Or why not try a more adventurous way to enjoy those views? Riverside Kayak has classes and events for all skill levels; though the boats launch from Wyandotte (just South of Detroit), events such as the Detroit Eastside Canal Tour offer an exciting perspective on the Motor City. (A portion of the cost for the tour also benefits the Detroit Eastside Community Collaborative, so enjoy yourself and practice some altruism in one fell swoop!)
If being on the water sound like a dream day, but you’re not feeling the water sports, head down to Belle Isle Beach to catch some rays. If you get bored of working on your tan, take a ride down the waterslide, walk the trails, or (if the weather takes a turn for the worse) check out the wildlife at the Belle Isle Aquarium.
Chene Park Amphitheater is another great way to experience the waterfront from the Motor City. Fun at Chene Park includes a weekly Battle of the Bands (it’s free!), the Wednesday Night Jazz Series, and many other awesome summer performances. A great way to enjoy some tunes while basking in the breeze from the river.
Coach Insignia, also, affords absolutely breathtaking views of Detroit, the riverfront, and Windsor. Located on the top of the GM Renaissance Center, Coach Insignia is one of Detroit’s premiere fine dining locations.
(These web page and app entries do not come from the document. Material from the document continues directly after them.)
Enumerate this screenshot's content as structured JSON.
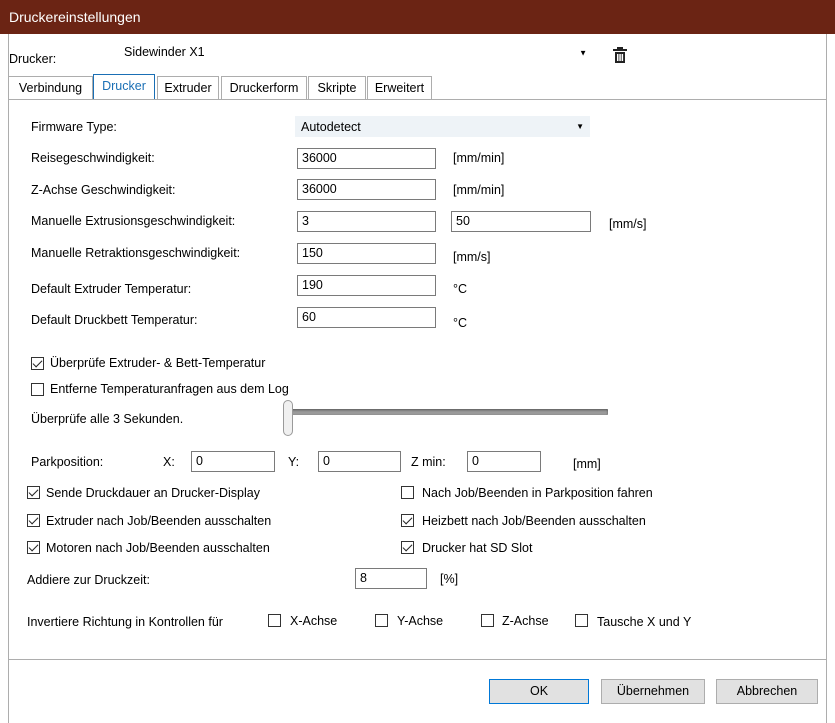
{
  "window": {
    "title": "Druckereinstellungen"
  },
  "printer": {
    "label": "Drucker:",
    "selected": "Sidewinder X1",
    "arrow_icon": "dropdown-arrow-icon",
    "delete_icon": "trash-icon"
  },
  "tabs": [
    "Verbindung",
    "Drucker",
    "Extruder",
    "Druckerform",
    "Skripte",
    "Erweitert"
  ],
  "active_tab": "Drucker",
  "firmware": {
    "label": "Firmware Type:",
    "value": "Autodetect"
  },
  "fields": {
    "travel_speed": {
      "label": "Reisegeschwindigkeit:",
      "value": "36000",
      "unit": "[mm/min]"
    },
    "z_speed": {
      "label": "Z-Achse Geschwindigkeit:",
      "value": "36000",
      "unit": "[mm/min]"
    },
    "manual_extrusion": {
      "label": "Manuelle Extrusionsgeschwindigkeit:",
      "value1": "3",
      "value2": "50",
      "unit": "[mm/s]"
    },
    "manual_retraction": {
      "label": "Manuelle Retraktionsgeschwindigkeit:",
      "value": "150",
      "unit": "[mm/s]"
    },
    "extruder_temp": {
      "label": "Default Extruder Temperatur:",
      "value": "190",
      "unit": "°C"
    },
    "bed_temp": {
      "label": "Default Druckbett Temperatur:",
      "value": "60",
      "unit": "°C"
    }
  },
  "checks": {
    "check_temp": {
      "label": "Überprüfe Extruder- & Bett-Temperatur",
      "checked": true
    },
    "remove_temp_log": {
      "label": "Entferne Temperaturanfragen aus dem Log",
      "checked": false
    }
  },
  "interval": {
    "label": "Überprüfe alle 3 Sekunden.",
    "value": 3
  },
  "park": {
    "label": "Parkposition:",
    "x_label": "X:",
    "x": "0",
    "y_label": "Y:",
    "y": "0",
    "zmin_label": "Z min:",
    "zmin": "0",
    "unit": "[mm]"
  },
  "options": {
    "send_duration": {
      "label": "Sende Druckdauer an Drucker-Display",
      "checked": true
    },
    "park_after": {
      "label": "Nach Job/Beenden in Parkposition fahren",
      "checked": false
    },
    "extruder_off": {
      "label": "Extruder nach Job/Beenden ausschalten",
      "checked": true
    },
    "bed_off": {
      "label": "Heizbett nach Job/Beenden ausschalten",
      "checked": true
    },
    "motors_off": {
      "label": "Motoren nach Job/Beenden ausschalten",
      "checked": true
    },
    "sd_slot": {
      "label": "Drucker hat SD Slot",
      "checked": true
    }
  },
  "print_time": {
    "label": "Addiere zur Druckzeit:",
    "value": "8",
    "unit": "[%]"
  },
  "invert": {
    "label": "Invertiere Richtung in Kontrollen für",
    "x": "X-Achse",
    "y": "Y-Achse",
    "z": "Z-Achse",
    "swap": "Tausche X und Y"
  },
  "buttons": {
    "ok": "OK",
    "apply": "Übernehmen",
    "cancel": "Abbrechen"
  }
}
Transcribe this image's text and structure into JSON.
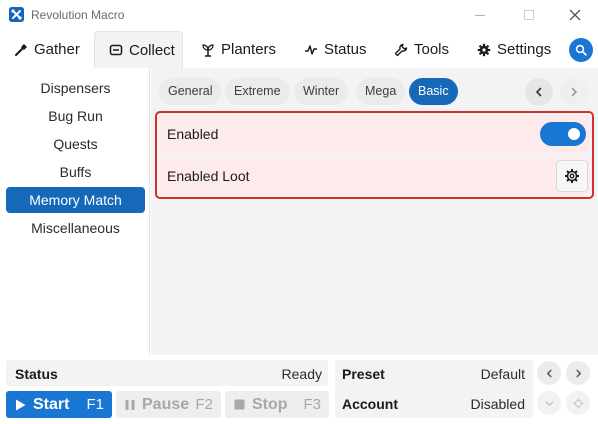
{
  "window": {
    "title": "Revolution Macro",
    "app_icon_glyph": "⌘"
  },
  "tabs": [
    {
      "label": "Gather",
      "icon": "shovel-icon"
    },
    {
      "label": "Collect",
      "icon": "collect-icon",
      "active": true
    },
    {
      "label": "Planters",
      "icon": "plant-icon"
    },
    {
      "label": "Status",
      "icon": "pulse-icon"
    },
    {
      "label": "Tools",
      "icon": "wrench-icon"
    },
    {
      "label": "Settings",
      "icon": "gear-icon"
    }
  ],
  "sidebar": {
    "items": [
      {
        "label": "Dispensers"
      },
      {
        "label": "Bug Run"
      },
      {
        "label": "Quests"
      },
      {
        "label": "Buffs"
      },
      {
        "label": "Memory Match",
        "active": true
      },
      {
        "label": "Miscellaneous"
      }
    ]
  },
  "subtabs": [
    {
      "label": "General"
    },
    {
      "label": "Extreme"
    },
    {
      "label": "Winter"
    },
    {
      "label": "Mega"
    },
    {
      "label": "Basic",
      "active": true
    }
  ],
  "options": {
    "enabled_label": "Enabled",
    "enabled_on": true,
    "enabled_loot_label": "Enabled Loot"
  },
  "status": {
    "label": "Status",
    "value": "Ready"
  },
  "controls": {
    "start_label": "Start",
    "start_key": "F1",
    "pause_label": "Pause",
    "pause_key": "F2",
    "stop_label": "Stop",
    "stop_key": "F3"
  },
  "preset": {
    "label": "Preset",
    "value": "Default"
  },
  "account": {
    "label": "Account",
    "value": "Disabled"
  },
  "colors": {
    "accent": "#1976d2",
    "highlight_border": "#d32f2f",
    "highlight_bg": "#fdeaea"
  }
}
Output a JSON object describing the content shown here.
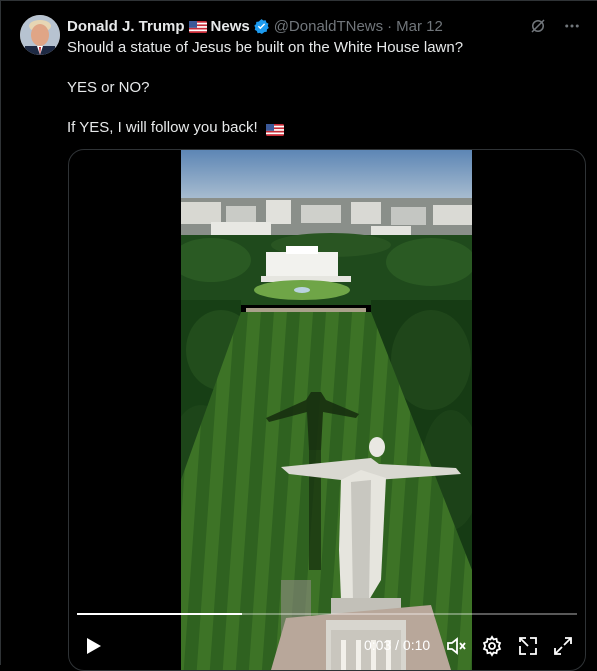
{
  "tweet": {
    "author_name": "Donald J. Trump",
    "author_suffix": "News",
    "handle": "@DonaldTNews",
    "separator": "·",
    "time": "Mar 12",
    "line1": "Should a statue of Jesus be built on the White House lawn?",
    "line2": "YES or NO?",
    "line3": "If YES, I will follow you back!"
  },
  "video": {
    "time_display": "0:03 / 0:10",
    "progress_fraction": 0.33
  },
  "icons": {
    "verified": "verified-badge-icon",
    "grok": "grok-icon",
    "more": "more-options-icon",
    "play": "play-icon",
    "mute": "volume-muted-icon",
    "settings": "gear-icon",
    "popout": "picture-in-picture-icon",
    "fullscreen": "fullscreen-icon"
  },
  "colors": {
    "background": "#000000",
    "text": "#e7e9ea",
    "secondary": "#71767b",
    "verified": "#1d9bf0"
  }
}
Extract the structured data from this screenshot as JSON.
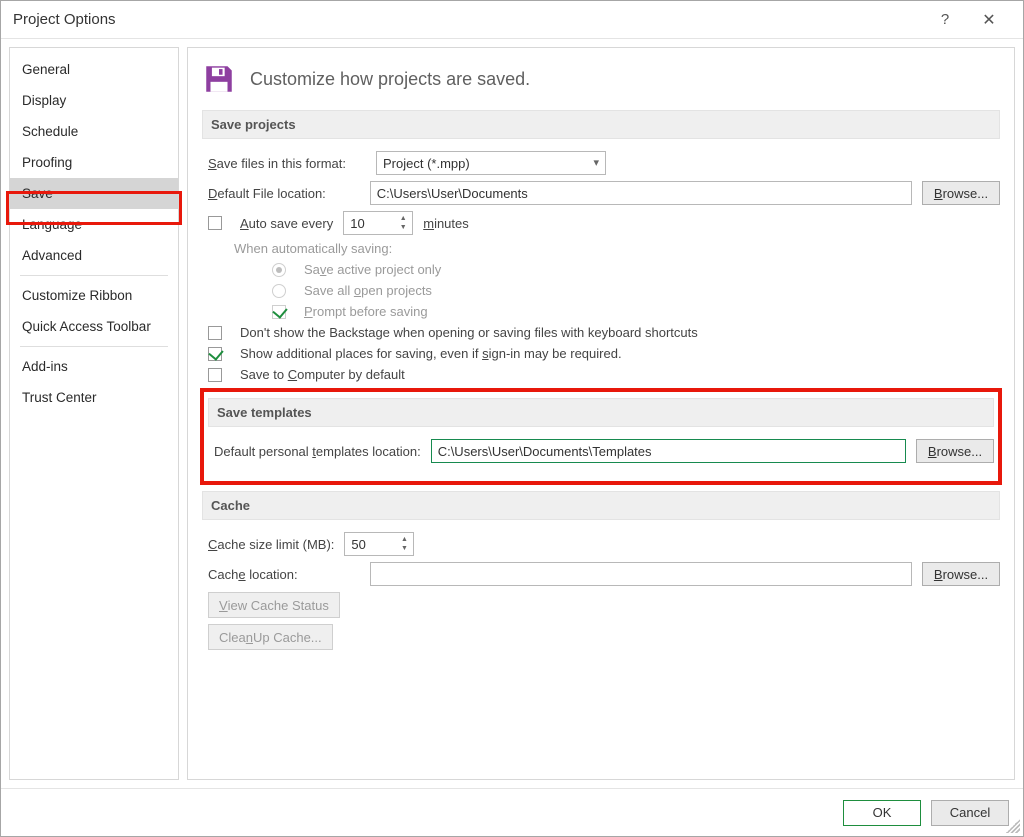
{
  "window": {
    "title": "Project Options"
  },
  "sidebar": {
    "selected": "Save",
    "groups": [
      [
        "General",
        "Display",
        "Schedule",
        "Proofing",
        "Save",
        "Language",
        "Advanced"
      ],
      [
        "Customize Ribbon",
        "Quick Access Toolbar"
      ],
      [
        "Add-ins",
        "Trust Center"
      ]
    ]
  },
  "page": {
    "heading": "Customize how projects are saved."
  },
  "save_projects": {
    "section": "Save projects",
    "format_label_pre": "S",
    "format_label_post": "ave files in this format:",
    "format_value": "Project (*.mpp)",
    "default_location_label_pre": "D",
    "default_location_label_post": "efault File location:",
    "default_location_value": "C:\\Users\\User\\Documents",
    "browse": "Browse...",
    "browse_u": "B",
    "autosave_pre": "A",
    "autosave_post": "uto save every",
    "autosave_value": "10",
    "minutes_pre": "m",
    "minutes_post": "inutes",
    "when_auto": "When automatically saving:",
    "radio_active_pre": "Sa",
    "radio_active_u": "v",
    "radio_active_post": "e active project only",
    "radio_all_pre": "Save all ",
    "radio_all_u": "o",
    "radio_all_post": "pen projects",
    "prompt_pre": "P",
    "prompt_post": "rompt before saving",
    "backstage": "Don't show the Backstage when opening or saving files with keyboard shortcuts",
    "additional_pre": "Show additional places for saving, even if ",
    "additional_u": "s",
    "additional_post": "ign-in may be required.",
    "computer_pre": "Save to ",
    "computer_u": "C",
    "computer_post": "omputer by default"
  },
  "save_templates": {
    "section": "Save templates",
    "label_pre": "Default personal ",
    "label_u": "t",
    "label_post": "emplates location:",
    "value": "C:\\Users\\User\\Documents\\Templates",
    "browse": "Browse...",
    "browse_u": "B"
  },
  "cache": {
    "section": "Cache",
    "size_label_pre": "C",
    "size_label_post": "ache size limit (MB):",
    "size_value": "50",
    "loc_label_pre": "Cach",
    "loc_label_u": "e",
    "loc_label_post": " location:",
    "loc_value": "",
    "browse": "Browse...",
    "browse_u": "B",
    "view_status_pre": "V",
    "view_status_post": "iew Cache Status",
    "cleanup_pre": "Clea",
    "cleanup_u": "n",
    "cleanup_post": " Up Cache..."
  },
  "footer": {
    "ok": "OK",
    "cancel": "Cancel"
  }
}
With one of Michigan’s largest wine lists and award-winning cuisine, the views definitely aren’t the only draw for this steak house. Stop in for happy hour or for a romantic dinner for two.
The Henry Ford offers views of a different sort. With 300 years of history covering 200 acres, visiting the Henry Ford is akin to looking back in time. On sunny days, stroll through Greenfield Village and take in the glass blowing demonstrations (one of my favorites as a youngster), 19th century lawn games, explore the grounds, and immerse yourself in this living history experience. If the skies aren’t in your favor and rain is in the forecast, head into the Henry Ford Museum or catch a flick in Michigan’s largest IMAX theater.
Cadieux Cafe is another of my favorite local haunts. This Belgian spot draws patrons for two main reasons: mussels and featherbowling. After entering the restaurant doors and sampling the extensive beer list and delicious mussels, hop on over to the other side of Cadieux Cafe for some sport. You’ll soon realize that two dirt lanes have never been so much fun: throwing giant stones that look like wheels of cheese toward a tiny feather may sound strange, but you’ll find yourself having a blast in no time. While it isn’t exactly a spot that is synonymous with summer, the amounts of rain we’ve had here in the Mitten make it the perfect unique indoor activity to occupy a dreary evening.
If more traditional bowling is more up your alley (get it?), Garden Bowl Detroit is the rainy day stop for you. Since being built in 1913 (making it America’s oldest active bowling alley), the Garden Bowl has become home to Detroit’s original Rock n’ Bowl, with DJs spinning tunes for 16 lanes of glow bowling.
And what would a Motor City summer be without the Woodward Dream Cruise? The traffic it inevitably brings may make metro Detroiters want to pull their hair out, but the Dream Cruise is a truly cool tradition celebrating the nation’s automotive hub. Head down to Woodward to gaze at classic cars, get some good grub, run the Cruise in Shoes 5k, or (if you’re very lucky) cruise the strip in your own vintage wheels.
What will you be doing in Detroit this summer?